While other regions grab the headlines, Latin America is quietly ramping up renewable capacity at an impressive rate.
In South America, 18.2 GW of capacity was added in 2022 according to the International Renewable Energy Agency (IRENA), up 7.4% year-on-year. This is a faster growth rate than North America (6.3%) and just behind Europe (8.8%). And while the region has traditionally relied heavily on hydro power, with mega projects such as the Itaipu Dam on the border between Brazil and Paraguay, it is now investing heavily in wind and solar. Indeed across the whole of Latin America, 22 GW of wind and solar were added last year, according to BloombergNEF (BNEF). And these aggregate figures only tell half the story – in Uruguay, Guatemala, Panama, Costa Rica, Honduras, El Salvador and Nicaragua, non-hydro renewable power represents over 30% of installed capacity. And all this despite the fact that the region emits less than 5% of global CO2 emissions.
But this is just the beginning. BNEF forecasts that Latin America will add a further 25 GW of wind and solar this year, with Brazil and Chile leading the way. Meanwhile, 15 countries have signed the Renewables in Latin America and the Caribbean initiative, stipulating at least 70% of electricity consumption should come from renewable sources by 2030.
On top of this initiative, individual countries are displaying impressive ambition. This includes:
- Costa Rica committing to net-zero GHG emissions by 2050 without using carbon offsets
- Colombia enshrining in law its target of hitting net-zero emissions by 2050
- Guatemala aiming for 80% renewables for its electricity generation by 2027
- Mexico establishing a mandate to generate 35% of its electricity from clean sources by 2024.
Wind and solar growth and forecast for Latin America
These ambitions translate to 319 GW of planned renewable energy projects. This would represent a 460% increase in the region’s utility-scale solar and wind power capacity by 2030. According to nonprofit Global Energy Monitor, it also means Latin America would meet or even surpass the International Energy Agency’s (IEA) regional net-zero renewable energy goals for 2030.
Uruguay: World leader in renewables

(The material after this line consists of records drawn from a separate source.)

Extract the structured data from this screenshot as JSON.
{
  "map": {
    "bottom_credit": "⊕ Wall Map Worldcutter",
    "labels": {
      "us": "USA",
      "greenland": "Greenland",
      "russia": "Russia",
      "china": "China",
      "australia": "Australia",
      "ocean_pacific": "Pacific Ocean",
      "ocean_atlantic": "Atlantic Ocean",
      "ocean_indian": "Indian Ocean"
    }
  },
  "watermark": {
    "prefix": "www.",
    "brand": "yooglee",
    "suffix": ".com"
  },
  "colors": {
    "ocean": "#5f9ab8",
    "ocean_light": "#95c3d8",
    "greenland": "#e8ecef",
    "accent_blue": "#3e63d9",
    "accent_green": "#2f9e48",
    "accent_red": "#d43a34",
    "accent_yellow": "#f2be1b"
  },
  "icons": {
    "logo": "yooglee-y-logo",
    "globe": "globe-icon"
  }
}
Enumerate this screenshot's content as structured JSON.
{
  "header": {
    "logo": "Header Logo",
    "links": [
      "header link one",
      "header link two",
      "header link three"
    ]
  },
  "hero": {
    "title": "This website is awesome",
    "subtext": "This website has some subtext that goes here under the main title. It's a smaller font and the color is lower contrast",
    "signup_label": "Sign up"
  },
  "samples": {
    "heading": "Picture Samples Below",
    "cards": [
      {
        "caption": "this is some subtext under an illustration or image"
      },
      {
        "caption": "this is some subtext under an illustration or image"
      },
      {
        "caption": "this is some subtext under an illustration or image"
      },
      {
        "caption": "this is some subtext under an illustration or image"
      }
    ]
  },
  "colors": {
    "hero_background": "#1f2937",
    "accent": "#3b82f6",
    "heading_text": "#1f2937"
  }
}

Thanks largely to former president Jair Bolsonaro, Brazil’s attitude to climate change has garnered a lot of bad press in recent years. But when it comes to energy, the reality is rather different. Due to its massive hydropower resources, renewables meet more than 80% of electricity demand. But the country is now looking to rapidly expand its solar and wind capacity, partly because climate change is reducing average rainfall and affecting precipitation patterns, leading to longer dry periods in many parts of the country and, therefore, less potential for hydro power.
This year alone, the country has built 67 wind farms and 59 solar farms with a combined capacity of 4.5 GW. Indeed earlier this year it surpassed 25 GW of solar power, putting the country in the top ten for global solar generation, averaging 1 GW of additions every month. This has also helped create almost one million jobs and avoid 40 million tonnes of CO2 emissions, according to the country’s association for solar energy, Absolar.
Chile: Regional wind powerhouse
Wind capacity is also expanding fast. With 26 GW already installed, Brazil is the sixth largest wind generator in the world. With almost 5 GW set to come online by the end of the year, the country is expected to hit almost 45 GW by 2028, according to the country’s wind energy association, Abeeólica.
As a result of this rapid expansion in renewable energy, the contribution of coal, oil and gas to Brazil’s overall energy mix should fall from 13% today to just 4% by 2050, according to BNEF. In other words, the country’s energy will be 95% carbon free.